*Work instructions:* In the records below, how many lines hold the word "files"? Give only the number.

*Data shown:*

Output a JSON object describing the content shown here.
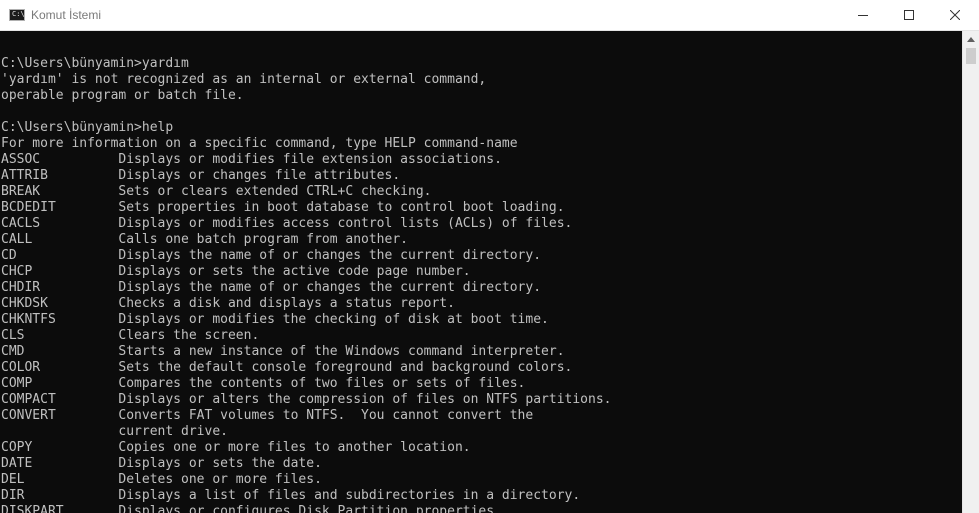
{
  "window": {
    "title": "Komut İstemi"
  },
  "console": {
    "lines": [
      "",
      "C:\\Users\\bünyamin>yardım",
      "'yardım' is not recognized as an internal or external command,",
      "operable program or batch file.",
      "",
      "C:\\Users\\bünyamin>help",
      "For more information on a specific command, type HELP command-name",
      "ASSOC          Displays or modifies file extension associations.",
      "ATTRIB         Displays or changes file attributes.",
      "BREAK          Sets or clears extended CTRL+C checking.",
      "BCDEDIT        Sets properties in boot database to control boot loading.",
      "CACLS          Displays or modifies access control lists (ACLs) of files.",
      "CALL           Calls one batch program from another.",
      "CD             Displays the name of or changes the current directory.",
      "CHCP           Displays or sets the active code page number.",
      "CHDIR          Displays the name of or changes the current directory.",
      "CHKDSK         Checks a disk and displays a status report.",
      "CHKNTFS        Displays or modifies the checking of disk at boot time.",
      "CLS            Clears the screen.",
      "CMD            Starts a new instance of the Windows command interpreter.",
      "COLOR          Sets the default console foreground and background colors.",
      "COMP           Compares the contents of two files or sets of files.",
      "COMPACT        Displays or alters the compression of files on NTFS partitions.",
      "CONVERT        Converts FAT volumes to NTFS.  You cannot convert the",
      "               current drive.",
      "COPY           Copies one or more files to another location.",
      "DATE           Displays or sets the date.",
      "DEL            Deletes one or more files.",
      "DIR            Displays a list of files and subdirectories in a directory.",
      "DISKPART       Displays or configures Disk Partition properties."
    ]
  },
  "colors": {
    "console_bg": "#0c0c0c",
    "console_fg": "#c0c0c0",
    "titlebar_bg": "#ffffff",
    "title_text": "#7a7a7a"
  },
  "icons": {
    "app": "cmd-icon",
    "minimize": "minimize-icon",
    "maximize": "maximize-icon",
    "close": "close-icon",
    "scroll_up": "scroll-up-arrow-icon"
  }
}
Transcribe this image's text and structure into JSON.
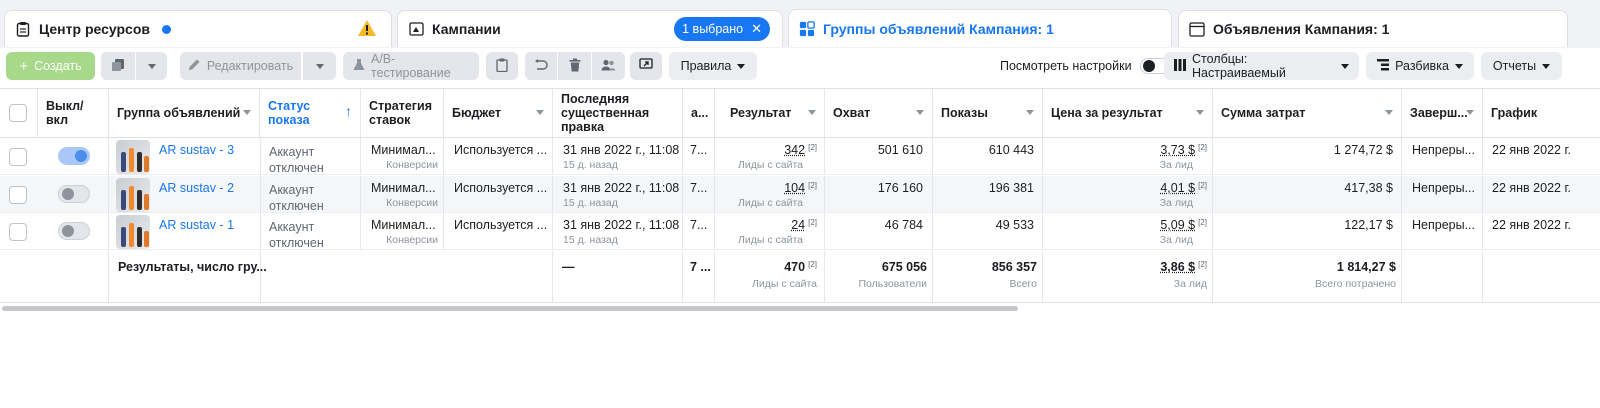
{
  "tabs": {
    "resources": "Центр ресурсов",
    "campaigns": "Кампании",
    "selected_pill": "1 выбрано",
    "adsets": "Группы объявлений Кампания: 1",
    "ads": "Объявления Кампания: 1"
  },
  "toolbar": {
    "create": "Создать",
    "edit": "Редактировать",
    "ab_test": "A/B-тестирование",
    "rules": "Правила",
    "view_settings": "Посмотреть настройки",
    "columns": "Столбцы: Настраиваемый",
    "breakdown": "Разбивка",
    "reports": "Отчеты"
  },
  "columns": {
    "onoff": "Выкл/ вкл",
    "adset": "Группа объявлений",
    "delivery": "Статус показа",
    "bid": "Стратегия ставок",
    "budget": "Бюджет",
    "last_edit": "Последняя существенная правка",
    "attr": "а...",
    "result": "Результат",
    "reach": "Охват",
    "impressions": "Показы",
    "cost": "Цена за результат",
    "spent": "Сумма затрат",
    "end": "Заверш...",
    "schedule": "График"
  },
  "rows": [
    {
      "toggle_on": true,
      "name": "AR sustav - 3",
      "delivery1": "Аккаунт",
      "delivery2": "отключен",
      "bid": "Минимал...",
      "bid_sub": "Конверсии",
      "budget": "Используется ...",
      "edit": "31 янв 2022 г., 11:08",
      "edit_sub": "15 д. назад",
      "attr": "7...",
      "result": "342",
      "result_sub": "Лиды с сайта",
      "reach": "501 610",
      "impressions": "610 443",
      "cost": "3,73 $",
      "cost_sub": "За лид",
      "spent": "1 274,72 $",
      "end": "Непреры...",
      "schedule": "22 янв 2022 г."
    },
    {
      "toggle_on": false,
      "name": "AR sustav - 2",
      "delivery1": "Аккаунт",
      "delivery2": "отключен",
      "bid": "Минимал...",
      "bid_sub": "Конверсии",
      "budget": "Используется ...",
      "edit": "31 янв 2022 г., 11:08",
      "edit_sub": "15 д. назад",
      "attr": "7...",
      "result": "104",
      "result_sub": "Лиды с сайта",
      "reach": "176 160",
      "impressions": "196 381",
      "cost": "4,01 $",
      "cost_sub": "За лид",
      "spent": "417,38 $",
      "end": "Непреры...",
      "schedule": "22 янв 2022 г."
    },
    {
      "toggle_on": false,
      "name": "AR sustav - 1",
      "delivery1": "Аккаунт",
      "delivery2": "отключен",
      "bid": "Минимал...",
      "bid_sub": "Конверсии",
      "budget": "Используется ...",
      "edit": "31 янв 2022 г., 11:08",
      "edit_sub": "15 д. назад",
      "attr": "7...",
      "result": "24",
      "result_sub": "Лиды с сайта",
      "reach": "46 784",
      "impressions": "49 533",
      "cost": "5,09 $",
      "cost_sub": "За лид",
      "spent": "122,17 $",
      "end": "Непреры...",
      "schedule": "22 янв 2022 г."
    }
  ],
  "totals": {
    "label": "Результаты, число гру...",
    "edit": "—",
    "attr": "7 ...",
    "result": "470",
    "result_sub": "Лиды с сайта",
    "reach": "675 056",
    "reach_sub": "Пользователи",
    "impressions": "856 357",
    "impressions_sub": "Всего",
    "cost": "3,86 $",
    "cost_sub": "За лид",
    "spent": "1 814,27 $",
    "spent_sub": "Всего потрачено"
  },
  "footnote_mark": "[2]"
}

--

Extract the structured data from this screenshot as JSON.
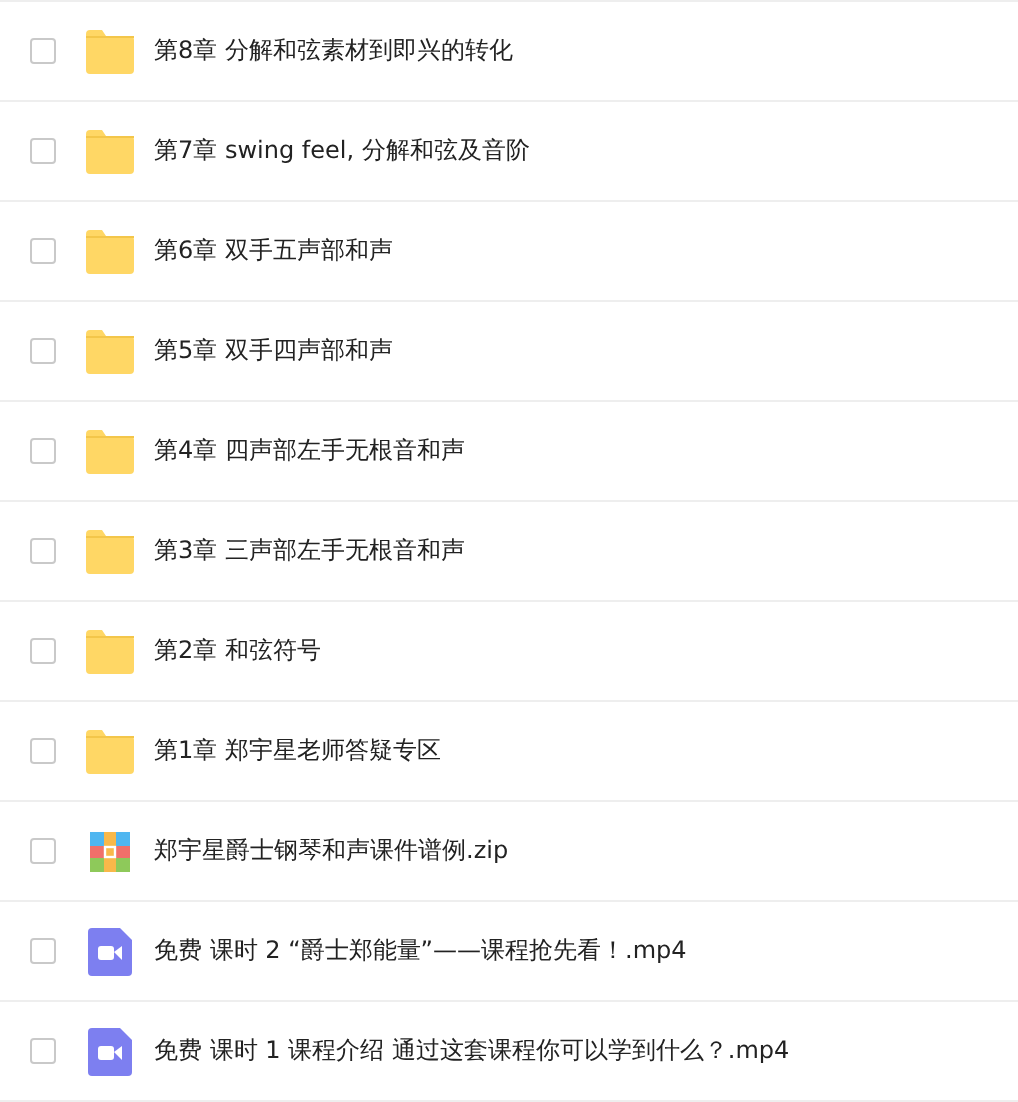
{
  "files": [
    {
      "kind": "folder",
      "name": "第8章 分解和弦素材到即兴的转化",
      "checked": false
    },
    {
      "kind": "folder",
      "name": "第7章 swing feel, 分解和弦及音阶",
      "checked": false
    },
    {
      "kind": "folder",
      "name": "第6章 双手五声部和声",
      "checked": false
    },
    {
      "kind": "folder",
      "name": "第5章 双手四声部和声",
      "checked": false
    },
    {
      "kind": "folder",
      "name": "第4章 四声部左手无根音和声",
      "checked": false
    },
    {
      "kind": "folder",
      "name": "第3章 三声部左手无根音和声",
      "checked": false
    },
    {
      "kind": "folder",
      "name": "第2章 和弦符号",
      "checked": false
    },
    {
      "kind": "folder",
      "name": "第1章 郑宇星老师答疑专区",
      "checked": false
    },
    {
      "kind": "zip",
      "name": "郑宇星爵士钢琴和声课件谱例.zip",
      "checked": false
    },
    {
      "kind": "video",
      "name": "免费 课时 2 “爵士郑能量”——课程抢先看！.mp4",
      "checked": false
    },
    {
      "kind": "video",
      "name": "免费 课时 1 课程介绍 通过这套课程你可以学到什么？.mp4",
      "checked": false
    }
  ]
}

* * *

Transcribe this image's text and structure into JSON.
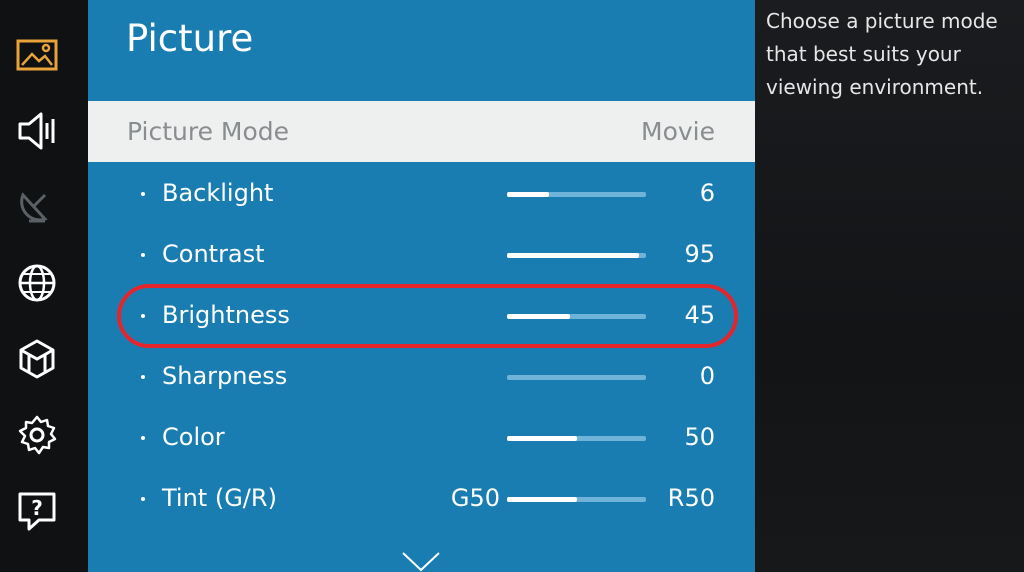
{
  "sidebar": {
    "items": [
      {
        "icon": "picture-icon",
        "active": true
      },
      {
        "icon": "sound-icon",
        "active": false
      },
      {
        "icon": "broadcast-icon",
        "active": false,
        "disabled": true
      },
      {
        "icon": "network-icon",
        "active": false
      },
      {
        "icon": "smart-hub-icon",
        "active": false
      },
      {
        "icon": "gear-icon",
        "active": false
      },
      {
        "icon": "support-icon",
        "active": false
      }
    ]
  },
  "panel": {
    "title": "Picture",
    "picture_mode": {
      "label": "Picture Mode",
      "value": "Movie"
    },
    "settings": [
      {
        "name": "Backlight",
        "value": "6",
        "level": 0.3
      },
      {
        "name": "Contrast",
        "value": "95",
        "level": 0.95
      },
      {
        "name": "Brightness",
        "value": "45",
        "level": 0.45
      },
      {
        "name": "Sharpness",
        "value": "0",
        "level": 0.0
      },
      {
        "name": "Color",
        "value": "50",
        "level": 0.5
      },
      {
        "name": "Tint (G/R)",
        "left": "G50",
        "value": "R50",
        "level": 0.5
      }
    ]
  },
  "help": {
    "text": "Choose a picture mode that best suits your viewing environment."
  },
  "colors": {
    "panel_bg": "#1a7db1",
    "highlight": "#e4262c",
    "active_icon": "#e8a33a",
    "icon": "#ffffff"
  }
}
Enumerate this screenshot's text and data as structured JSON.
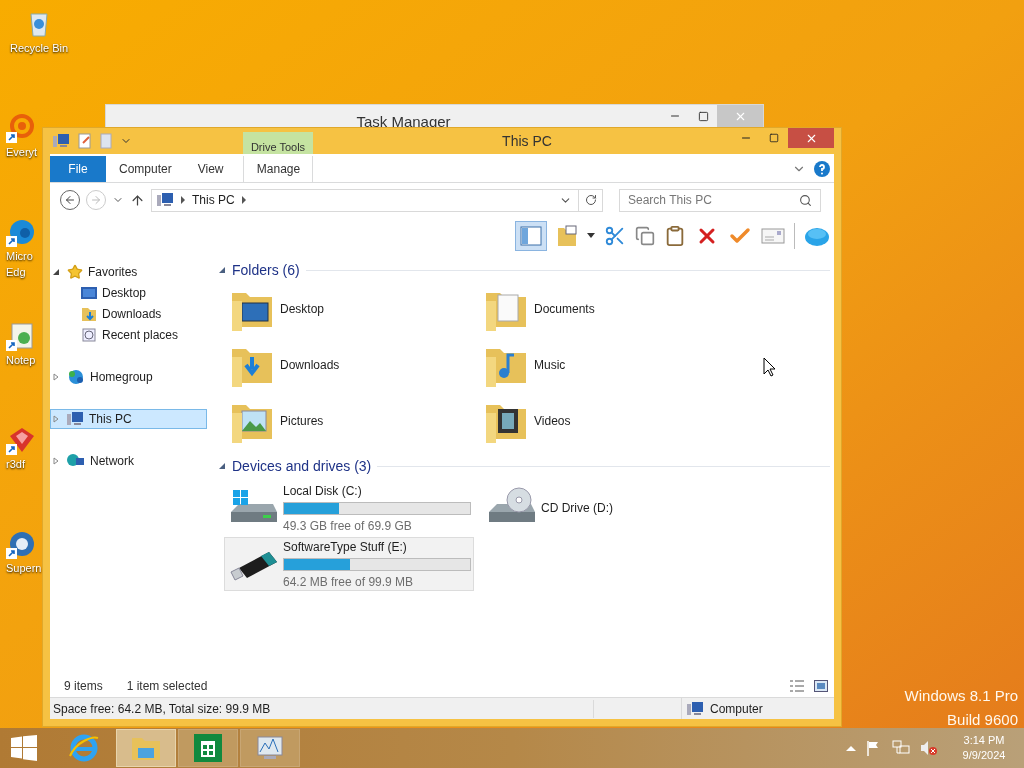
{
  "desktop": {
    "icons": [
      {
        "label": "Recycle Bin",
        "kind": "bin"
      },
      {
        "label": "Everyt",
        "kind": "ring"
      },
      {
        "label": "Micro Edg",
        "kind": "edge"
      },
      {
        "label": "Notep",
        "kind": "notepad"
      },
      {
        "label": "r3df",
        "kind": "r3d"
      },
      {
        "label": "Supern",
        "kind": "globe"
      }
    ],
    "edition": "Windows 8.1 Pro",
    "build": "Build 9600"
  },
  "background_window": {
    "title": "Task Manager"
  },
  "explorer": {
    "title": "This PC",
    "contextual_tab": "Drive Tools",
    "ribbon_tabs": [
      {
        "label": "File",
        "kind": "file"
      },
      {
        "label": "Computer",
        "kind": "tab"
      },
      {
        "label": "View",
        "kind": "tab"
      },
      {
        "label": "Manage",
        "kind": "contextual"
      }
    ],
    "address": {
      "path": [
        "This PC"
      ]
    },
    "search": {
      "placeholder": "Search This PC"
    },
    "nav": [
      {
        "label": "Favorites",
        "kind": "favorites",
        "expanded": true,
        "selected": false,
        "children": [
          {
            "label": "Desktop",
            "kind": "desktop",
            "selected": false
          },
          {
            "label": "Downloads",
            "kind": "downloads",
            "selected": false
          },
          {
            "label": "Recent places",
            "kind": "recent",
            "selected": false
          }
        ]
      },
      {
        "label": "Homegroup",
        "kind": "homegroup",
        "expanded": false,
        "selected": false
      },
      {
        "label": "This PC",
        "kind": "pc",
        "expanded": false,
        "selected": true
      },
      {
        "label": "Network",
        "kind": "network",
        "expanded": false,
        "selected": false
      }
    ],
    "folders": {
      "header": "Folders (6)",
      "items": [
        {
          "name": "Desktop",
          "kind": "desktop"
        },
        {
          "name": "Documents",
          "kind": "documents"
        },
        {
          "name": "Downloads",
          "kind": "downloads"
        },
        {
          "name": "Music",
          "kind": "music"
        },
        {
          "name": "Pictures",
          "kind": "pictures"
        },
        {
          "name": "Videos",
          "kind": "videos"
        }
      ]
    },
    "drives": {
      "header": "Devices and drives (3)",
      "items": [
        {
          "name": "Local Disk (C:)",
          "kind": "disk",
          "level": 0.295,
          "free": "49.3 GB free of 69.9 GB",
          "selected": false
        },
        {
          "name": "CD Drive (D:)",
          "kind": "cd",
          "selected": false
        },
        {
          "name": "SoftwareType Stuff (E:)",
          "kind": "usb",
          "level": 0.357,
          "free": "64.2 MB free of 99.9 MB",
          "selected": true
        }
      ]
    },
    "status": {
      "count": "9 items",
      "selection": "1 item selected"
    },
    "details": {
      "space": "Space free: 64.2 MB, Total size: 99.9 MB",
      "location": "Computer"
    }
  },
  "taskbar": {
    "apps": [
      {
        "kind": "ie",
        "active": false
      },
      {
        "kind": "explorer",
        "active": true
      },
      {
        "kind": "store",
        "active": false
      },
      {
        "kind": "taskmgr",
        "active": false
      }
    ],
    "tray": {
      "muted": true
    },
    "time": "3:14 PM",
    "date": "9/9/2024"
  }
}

*Solution:* 7